Of course, that being said, I just posted a bunch of quotes. Quoting: the Ur-reblog. But in my defense they’re quotes provoking original content…in my head. Like how do I navigate between the polar gravitational pulls of minimalism, “a lifestyle that helps people question what things add value to their lives,” and pleasure, which for me includes “the external finish of life”? Somewhat unexpectedly in the last few months I feel as if the ground has shifted under my feet and these tectonic shifts have created openings - and softness - in the granite-like certainty with which I’ve held my worldview. I don’t want to overstate it. The foundation is still there, still strong. But there’s questioning and probing and refining. Looking back at my journaling over the last year, I can’t believe how much fun I had, how carefree and weightless I felt, and I wonder how much of that had to do with being certain that I had figured it all out. 

Here’s a quality I’ve never loved about myself: my lack of discipline. It’s why I run as much as I do. Running is possibly the only thing I do in my life with great discipline; I do it when I would rather be sitting at home, inert in Uniqlo heat tech and streaming season 3 of The Good Wife. But I believe that discipline, like any other quality of character, can be cultivated, at least to a certain extent, and so my solution has been to identify projects and pair with peer pressure, which has the added bonus of improving connectivity. 

I think that’s enough original content for now. It’s still “February,” my skin is dry, and my hands are covered with paper cuts. Back to streaming. 

— 2 months ago
#the februaries 
"[F]ood is about pleasure and connection and sustenance."
— 2 months ago
"Minimalism is a lifestyle that helps people question what things add value to their lives."
— 2 months ago
#quotes  #happiness 
"You think your pain and your heartbreak are unprecedented in the history of the world, but then you read. It was books that taught me that the things that tormented me the most were the very things that connected me with all the people who were alive, who had ever been alive."
James Baldwin
— 2 months ago with 1 note
#quotes  #books 
Childless adult, II

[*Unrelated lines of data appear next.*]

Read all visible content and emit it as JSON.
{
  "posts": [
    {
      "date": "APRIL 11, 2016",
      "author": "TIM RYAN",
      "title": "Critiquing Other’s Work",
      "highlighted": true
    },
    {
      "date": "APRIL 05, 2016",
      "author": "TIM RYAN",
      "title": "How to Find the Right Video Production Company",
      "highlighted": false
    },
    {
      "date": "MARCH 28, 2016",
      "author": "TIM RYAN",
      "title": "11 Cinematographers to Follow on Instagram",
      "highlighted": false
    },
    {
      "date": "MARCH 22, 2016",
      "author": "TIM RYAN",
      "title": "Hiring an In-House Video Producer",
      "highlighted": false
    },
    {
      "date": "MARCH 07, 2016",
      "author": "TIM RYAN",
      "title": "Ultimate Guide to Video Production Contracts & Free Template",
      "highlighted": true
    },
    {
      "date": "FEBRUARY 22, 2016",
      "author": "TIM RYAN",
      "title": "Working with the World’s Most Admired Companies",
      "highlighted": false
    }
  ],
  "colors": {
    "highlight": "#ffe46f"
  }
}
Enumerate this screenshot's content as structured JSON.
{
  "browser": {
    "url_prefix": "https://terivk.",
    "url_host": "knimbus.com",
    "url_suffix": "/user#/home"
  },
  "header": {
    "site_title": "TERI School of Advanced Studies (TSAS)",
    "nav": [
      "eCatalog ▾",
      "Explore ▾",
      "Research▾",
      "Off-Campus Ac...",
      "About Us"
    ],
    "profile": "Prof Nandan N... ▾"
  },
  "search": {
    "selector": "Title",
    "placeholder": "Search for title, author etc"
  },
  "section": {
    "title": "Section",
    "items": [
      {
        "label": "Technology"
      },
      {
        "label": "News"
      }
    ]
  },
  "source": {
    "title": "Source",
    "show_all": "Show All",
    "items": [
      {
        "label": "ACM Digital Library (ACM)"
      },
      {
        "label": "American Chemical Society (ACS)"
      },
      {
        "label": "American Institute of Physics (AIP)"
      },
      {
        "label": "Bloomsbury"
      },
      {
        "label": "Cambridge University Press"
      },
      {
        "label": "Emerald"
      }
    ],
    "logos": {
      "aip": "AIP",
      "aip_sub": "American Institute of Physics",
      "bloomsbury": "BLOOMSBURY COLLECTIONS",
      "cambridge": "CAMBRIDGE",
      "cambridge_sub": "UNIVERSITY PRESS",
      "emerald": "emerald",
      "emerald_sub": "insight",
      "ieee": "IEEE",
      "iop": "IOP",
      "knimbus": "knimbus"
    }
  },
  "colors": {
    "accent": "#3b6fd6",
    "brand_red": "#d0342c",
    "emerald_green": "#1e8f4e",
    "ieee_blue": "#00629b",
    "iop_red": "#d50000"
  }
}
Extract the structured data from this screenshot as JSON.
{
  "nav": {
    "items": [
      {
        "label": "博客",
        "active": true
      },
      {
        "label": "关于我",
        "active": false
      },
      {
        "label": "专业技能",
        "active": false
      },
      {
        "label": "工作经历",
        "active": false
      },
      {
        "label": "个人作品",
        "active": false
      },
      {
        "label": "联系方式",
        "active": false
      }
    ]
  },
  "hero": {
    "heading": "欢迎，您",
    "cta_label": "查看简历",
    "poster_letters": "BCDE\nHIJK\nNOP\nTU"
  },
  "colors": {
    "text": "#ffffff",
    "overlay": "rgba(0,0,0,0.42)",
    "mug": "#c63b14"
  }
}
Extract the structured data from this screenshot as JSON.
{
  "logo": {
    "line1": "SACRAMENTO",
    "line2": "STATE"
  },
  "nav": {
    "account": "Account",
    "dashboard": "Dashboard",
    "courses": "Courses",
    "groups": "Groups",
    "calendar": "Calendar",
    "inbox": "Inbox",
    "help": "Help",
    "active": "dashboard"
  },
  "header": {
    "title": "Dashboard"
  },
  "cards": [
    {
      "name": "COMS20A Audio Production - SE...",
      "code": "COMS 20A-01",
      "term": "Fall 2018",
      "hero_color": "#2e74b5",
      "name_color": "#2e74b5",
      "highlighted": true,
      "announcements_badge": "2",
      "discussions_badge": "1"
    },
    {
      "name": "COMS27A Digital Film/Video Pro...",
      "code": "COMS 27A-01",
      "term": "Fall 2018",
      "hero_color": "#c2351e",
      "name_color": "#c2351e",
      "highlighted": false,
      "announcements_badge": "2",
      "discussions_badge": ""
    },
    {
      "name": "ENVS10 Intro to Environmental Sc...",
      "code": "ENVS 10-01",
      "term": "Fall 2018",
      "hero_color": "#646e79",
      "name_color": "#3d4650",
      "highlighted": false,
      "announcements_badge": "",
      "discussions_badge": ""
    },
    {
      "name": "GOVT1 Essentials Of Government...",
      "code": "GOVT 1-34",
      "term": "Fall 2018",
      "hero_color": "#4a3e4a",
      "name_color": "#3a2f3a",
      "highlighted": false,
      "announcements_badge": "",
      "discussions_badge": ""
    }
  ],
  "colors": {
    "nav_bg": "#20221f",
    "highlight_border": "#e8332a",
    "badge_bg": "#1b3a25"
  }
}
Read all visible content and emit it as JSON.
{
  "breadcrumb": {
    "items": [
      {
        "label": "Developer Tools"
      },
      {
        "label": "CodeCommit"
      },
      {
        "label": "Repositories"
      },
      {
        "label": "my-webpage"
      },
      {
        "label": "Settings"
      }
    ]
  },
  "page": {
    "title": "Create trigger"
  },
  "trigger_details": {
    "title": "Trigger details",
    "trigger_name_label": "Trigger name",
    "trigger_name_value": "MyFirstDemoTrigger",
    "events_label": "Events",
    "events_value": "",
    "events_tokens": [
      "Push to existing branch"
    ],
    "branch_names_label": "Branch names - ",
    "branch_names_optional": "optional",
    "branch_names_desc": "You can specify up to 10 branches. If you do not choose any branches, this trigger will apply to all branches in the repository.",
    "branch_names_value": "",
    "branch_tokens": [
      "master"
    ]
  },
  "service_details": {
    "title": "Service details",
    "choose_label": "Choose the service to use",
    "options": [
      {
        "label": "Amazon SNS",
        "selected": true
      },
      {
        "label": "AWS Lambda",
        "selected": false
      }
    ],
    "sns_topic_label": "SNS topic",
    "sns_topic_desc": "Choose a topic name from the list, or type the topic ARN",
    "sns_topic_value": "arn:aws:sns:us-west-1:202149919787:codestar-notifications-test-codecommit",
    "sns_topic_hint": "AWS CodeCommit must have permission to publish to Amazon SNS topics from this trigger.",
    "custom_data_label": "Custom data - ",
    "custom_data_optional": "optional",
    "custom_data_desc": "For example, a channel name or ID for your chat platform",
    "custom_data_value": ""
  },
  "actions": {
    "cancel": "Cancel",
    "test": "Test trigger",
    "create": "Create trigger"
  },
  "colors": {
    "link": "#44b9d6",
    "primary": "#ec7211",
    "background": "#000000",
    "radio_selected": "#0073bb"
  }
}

Hosting boozy brunch on a three-day weekend, brought to you by Marion Cunningham’s raised waffles (via Orangette), McClure’s spicy Bloody Mary mix, and Ella Fitzgerald on LP. 

PS. GO NINERS.

— 3 months ago
#thirtysomething